From the first line to the last, reproduce the records exactly.

:: Data for analysis

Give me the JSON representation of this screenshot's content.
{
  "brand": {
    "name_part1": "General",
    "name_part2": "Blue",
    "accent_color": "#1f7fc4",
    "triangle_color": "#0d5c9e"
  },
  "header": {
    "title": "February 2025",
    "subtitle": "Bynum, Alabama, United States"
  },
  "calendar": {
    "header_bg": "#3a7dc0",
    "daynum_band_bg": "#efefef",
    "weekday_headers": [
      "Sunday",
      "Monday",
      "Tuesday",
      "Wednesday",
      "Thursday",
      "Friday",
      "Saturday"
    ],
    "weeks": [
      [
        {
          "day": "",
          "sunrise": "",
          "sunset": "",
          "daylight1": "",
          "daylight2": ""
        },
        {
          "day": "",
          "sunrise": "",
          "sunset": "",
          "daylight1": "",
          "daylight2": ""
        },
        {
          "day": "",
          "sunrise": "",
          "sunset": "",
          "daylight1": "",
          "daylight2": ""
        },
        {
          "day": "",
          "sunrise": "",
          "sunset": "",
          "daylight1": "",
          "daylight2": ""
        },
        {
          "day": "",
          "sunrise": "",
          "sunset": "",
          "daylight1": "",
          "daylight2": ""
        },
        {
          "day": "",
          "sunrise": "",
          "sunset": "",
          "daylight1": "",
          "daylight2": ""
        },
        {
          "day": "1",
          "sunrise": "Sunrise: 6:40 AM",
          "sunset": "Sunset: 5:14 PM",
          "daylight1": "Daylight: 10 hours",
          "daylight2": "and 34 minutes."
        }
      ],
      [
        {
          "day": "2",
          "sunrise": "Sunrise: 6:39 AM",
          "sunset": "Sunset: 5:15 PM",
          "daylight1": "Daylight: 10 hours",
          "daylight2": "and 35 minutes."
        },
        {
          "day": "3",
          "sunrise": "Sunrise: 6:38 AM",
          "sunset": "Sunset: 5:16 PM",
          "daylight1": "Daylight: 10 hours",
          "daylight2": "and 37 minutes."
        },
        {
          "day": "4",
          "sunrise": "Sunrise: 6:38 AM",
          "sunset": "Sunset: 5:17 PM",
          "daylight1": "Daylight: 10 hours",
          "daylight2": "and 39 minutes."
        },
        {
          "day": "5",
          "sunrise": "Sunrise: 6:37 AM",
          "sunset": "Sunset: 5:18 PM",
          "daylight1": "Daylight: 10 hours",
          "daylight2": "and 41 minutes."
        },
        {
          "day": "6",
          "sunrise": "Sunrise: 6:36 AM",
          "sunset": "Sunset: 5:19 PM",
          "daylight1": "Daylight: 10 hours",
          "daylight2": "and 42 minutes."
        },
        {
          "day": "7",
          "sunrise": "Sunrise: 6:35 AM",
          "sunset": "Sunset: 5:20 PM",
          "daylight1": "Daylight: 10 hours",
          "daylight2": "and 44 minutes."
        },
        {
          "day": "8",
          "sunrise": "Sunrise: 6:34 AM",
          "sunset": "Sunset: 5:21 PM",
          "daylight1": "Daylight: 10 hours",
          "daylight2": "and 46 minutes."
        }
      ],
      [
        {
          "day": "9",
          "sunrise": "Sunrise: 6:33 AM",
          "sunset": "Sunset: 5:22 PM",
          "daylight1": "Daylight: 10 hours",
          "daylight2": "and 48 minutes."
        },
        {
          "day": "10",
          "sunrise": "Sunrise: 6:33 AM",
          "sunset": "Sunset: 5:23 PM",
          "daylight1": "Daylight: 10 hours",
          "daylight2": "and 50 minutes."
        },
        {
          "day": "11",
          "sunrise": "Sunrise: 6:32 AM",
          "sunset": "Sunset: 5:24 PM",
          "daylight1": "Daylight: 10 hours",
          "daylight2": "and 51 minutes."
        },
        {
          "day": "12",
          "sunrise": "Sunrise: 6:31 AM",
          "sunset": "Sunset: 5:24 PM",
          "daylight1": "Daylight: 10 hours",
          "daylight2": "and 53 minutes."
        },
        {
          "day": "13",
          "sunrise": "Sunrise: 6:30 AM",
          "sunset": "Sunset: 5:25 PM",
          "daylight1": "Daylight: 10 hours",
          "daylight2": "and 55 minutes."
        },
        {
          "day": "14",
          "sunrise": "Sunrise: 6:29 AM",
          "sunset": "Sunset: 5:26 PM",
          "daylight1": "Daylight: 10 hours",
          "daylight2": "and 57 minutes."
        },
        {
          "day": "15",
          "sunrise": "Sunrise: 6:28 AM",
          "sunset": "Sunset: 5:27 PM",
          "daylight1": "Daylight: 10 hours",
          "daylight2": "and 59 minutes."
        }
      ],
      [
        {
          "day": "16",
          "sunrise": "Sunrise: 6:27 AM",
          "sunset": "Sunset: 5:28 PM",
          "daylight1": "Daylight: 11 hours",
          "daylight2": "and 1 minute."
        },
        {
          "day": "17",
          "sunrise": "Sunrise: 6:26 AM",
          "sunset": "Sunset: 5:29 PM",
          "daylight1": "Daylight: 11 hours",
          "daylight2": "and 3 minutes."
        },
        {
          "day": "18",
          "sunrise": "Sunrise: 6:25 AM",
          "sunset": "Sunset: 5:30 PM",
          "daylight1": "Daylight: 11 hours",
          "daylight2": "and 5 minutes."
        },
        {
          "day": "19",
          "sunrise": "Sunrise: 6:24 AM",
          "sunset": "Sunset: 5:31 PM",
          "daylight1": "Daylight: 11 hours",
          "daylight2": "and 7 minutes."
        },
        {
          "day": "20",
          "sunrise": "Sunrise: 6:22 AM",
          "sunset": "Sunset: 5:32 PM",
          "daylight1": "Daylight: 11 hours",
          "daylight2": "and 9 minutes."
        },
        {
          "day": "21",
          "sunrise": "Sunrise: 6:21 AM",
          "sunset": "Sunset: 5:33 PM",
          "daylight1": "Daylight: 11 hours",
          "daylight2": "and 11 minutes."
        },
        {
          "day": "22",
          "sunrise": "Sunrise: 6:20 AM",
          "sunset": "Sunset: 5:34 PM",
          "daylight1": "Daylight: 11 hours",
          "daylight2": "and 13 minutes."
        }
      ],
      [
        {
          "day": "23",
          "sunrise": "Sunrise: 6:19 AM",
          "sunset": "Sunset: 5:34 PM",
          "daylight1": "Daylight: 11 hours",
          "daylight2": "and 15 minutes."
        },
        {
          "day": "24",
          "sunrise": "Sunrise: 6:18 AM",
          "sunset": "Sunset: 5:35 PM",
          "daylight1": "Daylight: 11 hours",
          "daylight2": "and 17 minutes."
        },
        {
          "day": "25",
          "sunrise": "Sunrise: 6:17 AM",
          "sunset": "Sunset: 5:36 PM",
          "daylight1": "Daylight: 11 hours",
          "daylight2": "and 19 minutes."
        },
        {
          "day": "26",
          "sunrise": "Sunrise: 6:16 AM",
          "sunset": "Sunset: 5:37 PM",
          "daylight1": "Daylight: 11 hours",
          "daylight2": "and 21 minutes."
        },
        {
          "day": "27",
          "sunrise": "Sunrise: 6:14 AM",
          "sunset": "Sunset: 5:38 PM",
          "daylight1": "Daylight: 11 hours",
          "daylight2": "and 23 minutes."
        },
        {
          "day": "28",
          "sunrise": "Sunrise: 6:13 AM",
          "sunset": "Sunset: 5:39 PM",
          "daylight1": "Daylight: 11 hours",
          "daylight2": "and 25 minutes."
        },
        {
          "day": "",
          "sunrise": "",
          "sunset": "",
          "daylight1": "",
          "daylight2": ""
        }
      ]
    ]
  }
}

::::

■ Task response
Give me the JSON representation of this screenshot's content.
{
  "brand": {
    "name_part1": "General",
    "name_part2": "Blue",
    "accent_color": "#1f7fc4",
    "triangle_color": "#0d5c9e"
  },
  "header": {
    "title": "February 2025",
    "subtitle": "Bynum, Alabama, United States"
  },
  "calendar": {
    "header_bg": "#3a7dc0",
    "daynum_band_bg": "#efefef",
    "weekday_headers": [
      "Sunday",
      "Monday",
      "Tuesday",
      "Wednesday",
      "Thursday",
      "Friday",
      "Saturday"
    ],
    "weeks": [
      [
        {
          "day": "",
          "sunrise": "",
          "sunset": "",
          "daylight1": "",
          "daylight2": ""
        },
        {
          "day": "",
          "sunrise": "",
          "sunset": "",
          "daylight1": "",
          "daylight2": ""
        },
        {
          "day": "",
          "sunrise": "",
          "sunset": "",
          "daylight1": "",
          "daylight2": ""
        },
        {
          "day": "",
          "sunrise": "",
          "sunset": "",
          "daylight1": "",
          "daylight2": ""
        },
        {
          "day": "",
          "sunrise": "",
          "sunset": "",
          "daylight1": "",
          "daylight2": ""
        },
        {
          "day": "",
          "sunrise": "",
          "sunset": "",
          "daylight1": "",
          "daylight2": ""
        },
        {
          "day": "1",
          "sunrise": "Sunrise: 6:40 AM",
          "sunset": "Sunset: 5:14 PM",
          "daylight1": "Daylight: 10 hours",
          "daylight2": "and 34 minutes."
        }
      ],
      [
        {
          "day": "2",
          "sunrise": "Sunrise: 6:39 AM",
          "sunset": "Sunset: 5:15 PM",
          "daylight1": "Daylight: 10 hours",
          "daylight2": "and 35 minutes."
        },
        {
          "day": "3",
          "sunrise": "Sunrise: 6:38 AM",
          "sunset": "Sunset: 5:16 PM",
          "daylight1": "Daylight: 10 hours",
          "daylight2": "and 37 minutes."
        },
        {
          "day": "4",
          "sunrise": "Sunrise: 6:38 AM",
          "sunset": "Sunset: 5:17 PM",
          "daylight1": "Daylight: 10 hours",
          "daylight2": "and 39 minutes."
        },
        {
          "day": "5",
          "sunrise": "Sunrise: 6:37 AM",
          "sunset": "Sunset: 5:18 PM",
          "daylight1": "Daylight: 10 hours",
          "daylight2": "and 41 minutes."
        },
        {
          "day": "6",
          "sunrise": "Sunrise: 6:36 AM",
          "sunset": "Sunset: 5:19 PM",
          "daylight1": "Daylight: 10 hours",
          "daylight2": "and 42 minutes."
        },
        {
          "day": "7",
          "sunrise": "Sunrise: 6:35 AM",
          "sunset": "Sunset: 5:20 PM",
          "daylight1": "Daylight: 10 hours",
          "daylight2": "and 44 minutes."
        },
        {
          "day": "8",
          "sunrise": "Sunrise: 6:34 AM",
          "sunset": "Sunset: 5:21 PM",
          "daylight1": "Daylight: 10 hours",
          "daylight2": "and 46 minutes."
        }
      ],
      [
        {
          "day": "9",
          "sunrise": "Sunrise: 6:33 AM",
          "sunset": "Sunset: 5:22 PM",
          "daylight1": "Daylight: 10 hours",
          "daylight2": "and 48 minutes."
        },
        {
          "day": "10",
          "sunrise": "Sunrise: 6:33 AM",
          "sunset": "Sunset: 5:23 PM",
          "daylight1": "Daylight: 10 hours",
          "daylight2": "and 50 minutes."
        },
        {
          "day": "11",
          "sunrise": "Sunrise: 6:32 AM",
          "sunset": "Sunset: 5:24 PM",
          "daylight1": "Daylight: 10 hours",
          "daylight2": "and 51 minutes."
        },
        {
          "day": "12",
          "sunrise": "Sunrise: 6:31 AM",
          "sunset": "Sunset: 5:24 PM",
          "daylight1": "Daylight: 10 hours",
          "daylight2": "and 53 minutes."
        },
        {
          "day": "13",
          "sunrise": "Sunrise: 6:30 AM",
          "sunset": "Sunset: 5:25 PM",
          "daylight1": "Daylight: 10 hours",
          "daylight2": "and 55 minutes."
        },
        {
          "day": "14",
          "sunrise": "Sunrise: 6:29 AM",
          "sunset": "Sunset: 5:26 PM",
          "daylight1": "Daylight: 10 hours",
          "daylight2": "and 57 minutes."
        },
        {
          "day": "15",
          "sunrise": "Sunrise: 6:28 AM",
          "sunset": "Sunset: 5:27 PM",
          "daylight1": "Daylight: 10 hours",
          "daylight2": "and 59 minutes."
        }
      ],
      [
        {
          "day": "16",
          "sunrise": "Sunrise: 6:27 AM",
          "sunset": "Sunset: 5:28 PM",
          "daylight1": "Daylight: 11 hours",
          "daylight2": "and 1 minute."
        },
        {
          "day": "17",
          "sunrise": "Sunrise: 6:26 AM",
          "sunset": "Sunset: 5:29 PM",
          "daylight1": "Daylight: 11 hours",
          "daylight2": "and 3 minutes."
        },
        {
          "day": "18",
          "sunrise": "Sunrise: 6:25 AM",
          "sunset": "Sunset: 5:30 PM",
          "daylight1": "Daylight: 11 hours",
          "daylight2": "and 5 minutes."
        },
        {
          "day": "19",
          "sunrise": "Sunrise: 6:24 AM",
          "sunset": "Sunset: 5:31 PM",
          "daylight1": "Daylight: 11 hours",
          "daylight2": "and 7 minutes."
        },
        {
          "day": "20",
          "sunrise": "Sunrise: 6:22 AM",
          "sunset": "Sunset: 5:32 PM",
          "daylight1": "Daylight: 11 hours",
          "daylight2": "and 9 minutes."
        },
        {
          "day": "21",
          "sunrise": "Sunrise: 6:21 AM",
          "sunset": "Sunset: 5:33 PM",
          "daylight1": "Daylight: 11 hours",
          "daylight2": "and 11 minutes."
        },
        {
          "day": "22",
          "sunrise": "Sunrise: 6:20 AM",
          "sunset": "Sunset: 5:34 PM",
          "daylight1": "Daylight: 11 hours",
          "daylight2": "and 13 minutes."
        }
      ],
      [
        {
          "day": "23",
          "sunrise": "Sunrise: 6:19 AM",
          "sunset": "Sunset: 5:34 PM",
          "daylight1": "Daylight: 11 hours",
          "daylight2": "and 15 minutes."
        },
        {
          "day": "24",
          "sunrise": "Sunrise: 6:18 AM",
          "sunset": "Sunset: 5:35 PM",
          "daylight1": "Daylight: 11 hours",
          "daylight2": "and 17 minutes."
        },
        {
          "day": "25",
          "sunrise": "Sunrise: 6:17 AM",
          "sunset": "Sunset: 5:36 PM",
          "daylight1": "Daylight: 11 hours",
          "daylight2": "and 19 minutes."
        },
        {
          "day": "26",
          "sunrise": "Sunrise: 6:16 AM",
          "sunset": "Sunset: 5:37 PM",
          "daylight1": "Daylight: 11 hours",
          "daylight2": "and 21 minutes."
        },
        {
          "day": "27",
          "sunrise": "Sunrise: 6:14 AM",
          "sunset": "Sunset: 5:38 PM",
          "daylight1": "Daylight: 11 hours",
          "daylight2": "and 23 minutes."
        },
        {
          "day": "28",
          "sunrise": "Sunrise: 6:13 AM",
          "sunset": "Sunset: 5:39 PM",
          "daylight1": "Daylight: 11 hours",
          "daylight2": "and 25 minutes."
        },
        {
          "day": "",
          "sunrise": "",
          "sunset": "",
          "daylight1": "",
          "daylight2": ""
        }
      ]
    ]
  }
}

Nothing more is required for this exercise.